Exactly as written, return all the data, leaving its pictures behind.

### Data provided
■ ■ ■ ■ ■ ■ ■

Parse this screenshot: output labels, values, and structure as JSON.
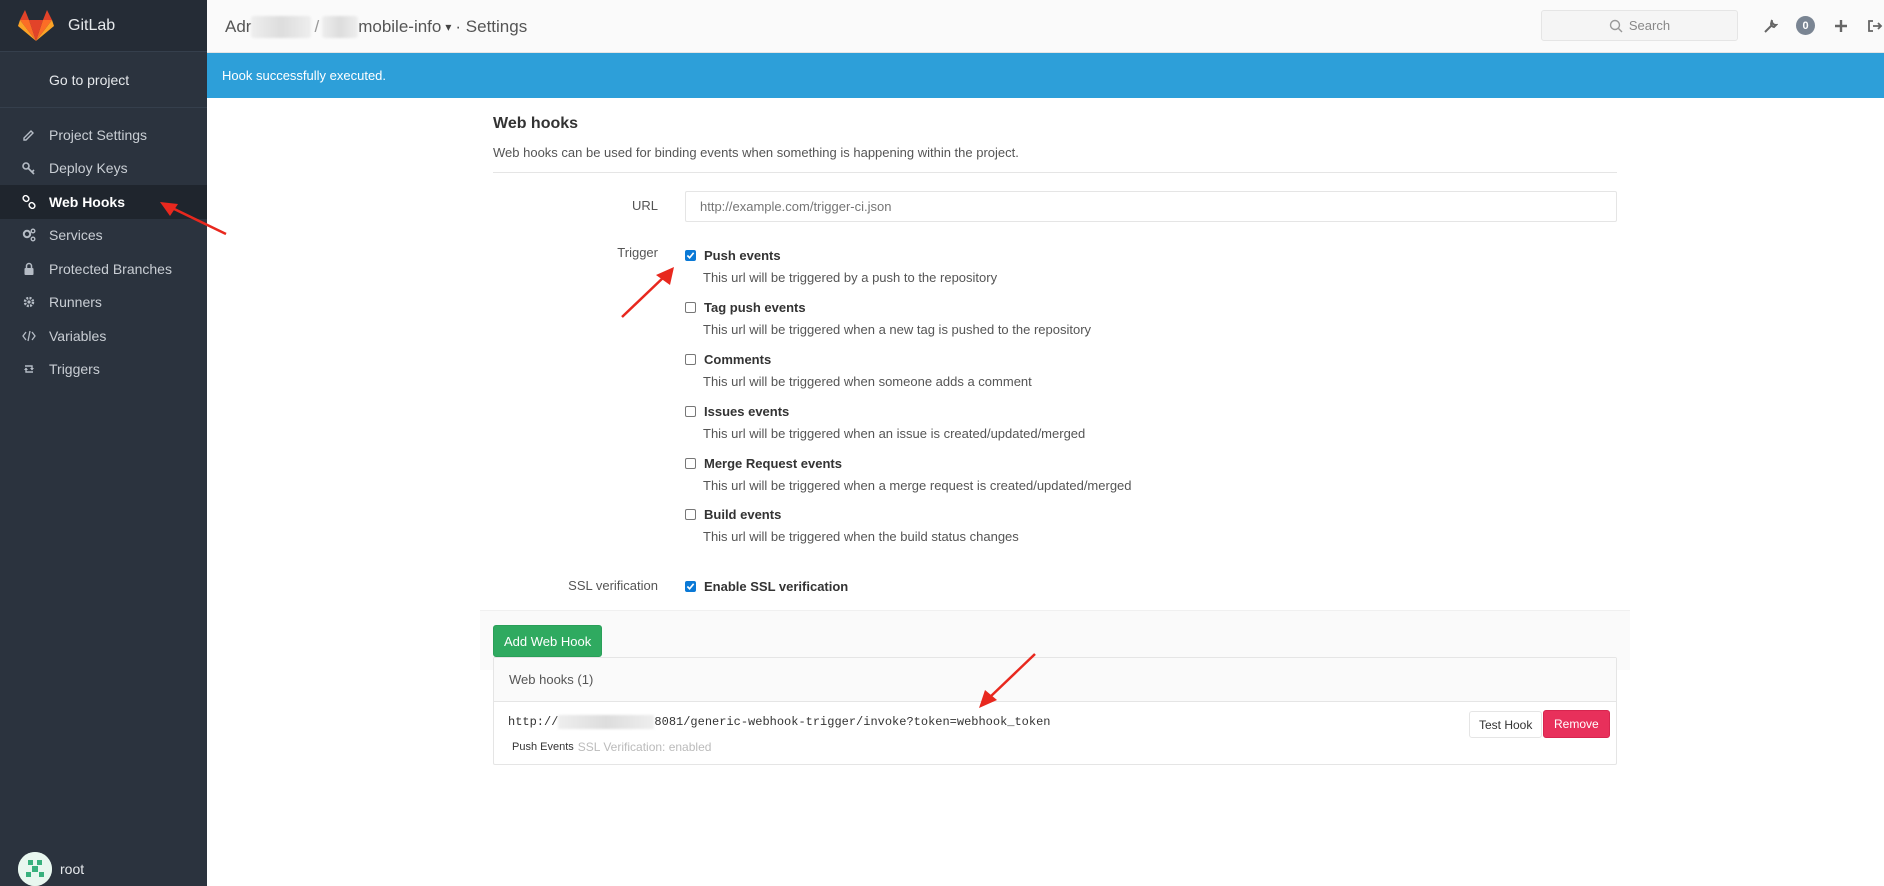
{
  "sidebar": {
    "brand": "GitLab",
    "go_to_project": "Go to project",
    "items": [
      {
        "label": "Project Settings",
        "icon": "edit-icon"
      },
      {
        "label": "Deploy Keys",
        "icon": "key-icon"
      },
      {
        "label": "Web Hooks",
        "icon": "link-icon",
        "active": true
      },
      {
        "label": "Services",
        "icon": "cogs-icon"
      },
      {
        "label": "Protected Branches",
        "icon": "lock-icon"
      },
      {
        "label": "Runners",
        "icon": "gear-icon"
      },
      {
        "label": "Variables",
        "icon": "code-icon"
      },
      {
        "label": "Triggers",
        "icon": "retweet-icon"
      }
    ],
    "user": "root"
  },
  "header": {
    "breadcrumb_start": "Adr",
    "breadcrumb_sep": "/",
    "project_suffix": "mobile-info",
    "settings": "· Settings",
    "search_placeholder": "Search",
    "todo_count": "0"
  },
  "flash": {
    "message": "Hook successfully executed."
  },
  "main": {
    "title": "Web hooks",
    "description": "Web hooks can be used for binding events when something is happening within the project.",
    "url_label": "URL",
    "url_placeholder": "http://example.com/trigger-ci.json",
    "trigger_label": "Trigger",
    "triggers": [
      {
        "label": "Push events",
        "help": "This url will be triggered by a push to the repository",
        "checked": true
      },
      {
        "label": "Tag push events",
        "help": "This url will be triggered when a new tag is pushed to the repository",
        "checked": false
      },
      {
        "label": "Comments",
        "help": "This url will be triggered when someone adds a comment",
        "checked": false
      },
      {
        "label": "Issues events",
        "help": "This url will be triggered when an issue is created/updated/merged",
        "checked": false
      },
      {
        "label": "Merge Request events",
        "help": "This url will be triggered when a merge request is created/updated/merged",
        "checked": false
      },
      {
        "label": "Build events",
        "help": "This url will be triggered when the build status changes",
        "checked": false
      }
    ],
    "ssl_label": "SSL verification",
    "ssl_option": "Enable SSL verification",
    "ssl_checked": true,
    "add_button": "Add Web Hook"
  },
  "hooks": {
    "heading": "Web hooks (1)",
    "items": [
      {
        "url_start": "http://",
        "url_end": "8081/generic-webhook-trigger/invoke?token=webhook_token",
        "tag": "Push Events",
        "ssl": "SSL Verification: enabled",
        "test_label": "Test Hook",
        "remove_label": "Remove"
      }
    ]
  },
  "colors": {
    "sidebar_bg": "#2b333e",
    "flash_bg": "#2d9fd9",
    "add_button": "#2faa60",
    "remove_button": "#e8305b",
    "annotation_arrow": "#e8281e"
  }
}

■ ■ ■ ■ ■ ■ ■

### Solution for this exercise
Parse this screenshot: output labels, values, and structure as JSON.
{
  "sidebar": {
    "brand": "GitLab",
    "go_to_project": "Go to project",
    "items": [
      {
        "label": "Project Settings",
        "icon": "edit-icon"
      },
      {
        "label": "Deploy Keys",
        "icon": "key-icon"
      },
      {
        "label": "Web Hooks",
        "icon": "link-icon",
        "active": true
      },
      {
        "label": "Services",
        "icon": "cogs-icon"
      },
      {
        "label": "Protected Branches",
        "icon": "lock-icon"
      },
      {
        "label": "Runners",
        "icon": "gear-icon"
      },
      {
        "label": "Variables",
        "icon": "code-icon"
      },
      {
        "label": "Triggers",
        "icon": "retweet-icon"
      }
    ],
    "user": "root"
  },
  "header": {
    "breadcrumb_start": "Adr",
    "breadcrumb_sep": "/",
    "project_suffix": "mobile-info",
    "settings": "· Settings",
    "search_placeholder": "Search",
    "todo_count": "0"
  },
  "flash": {
    "message": "Hook successfully executed."
  },
  "main": {
    "title": "Web hooks",
    "description": "Web hooks can be used for binding events when something is happening within the project.",
    "url_label": "URL",
    "url_placeholder": "http://example.com/trigger-ci.json",
    "trigger_label": "Trigger",
    "triggers": [
      {
        "label": "Push events",
        "help": "This url will be triggered by a push to the repository",
        "checked": true
      },
      {
        "label": "Tag push events",
        "help": "This url will be triggered when a new tag is pushed to the repository",
        "checked": false
      },
      {
        "label": "Comments",
        "help": "This url will be triggered when someone adds a comment",
        "checked": false
      },
      {
        "label": "Issues events",
        "help": "This url will be triggered when an issue is created/updated/merged",
        "checked": false
      },
      {
        "label": "Merge Request events",
        "help": "This url will be triggered when a merge request is created/updated/merged",
        "checked": false
      },
      {
        "label": "Build events",
        "help": "This url will be triggered when the build status changes",
        "checked": false
      }
    ],
    "ssl_label": "SSL verification",
    "ssl_option": "Enable SSL verification",
    "ssl_checked": true,
    "add_button": "Add Web Hook"
  },
  "hooks": {
    "heading": "Web hooks (1)",
    "items": [
      {
        "url_start": "http://",
        "url_end": "8081/generic-webhook-trigger/invoke?token=webhook_token",
        "tag": "Push Events",
        "ssl": "SSL Verification: enabled",
        "test_label": "Test Hook",
        "remove_label": "Remove"
      }
    ]
  },
  "colors": {
    "sidebar_bg": "#2b333e",
    "flash_bg": "#2d9fd9",
    "add_button": "#2faa60",
    "remove_button": "#e8305b",
    "annotation_arrow": "#e8281e"
  }
}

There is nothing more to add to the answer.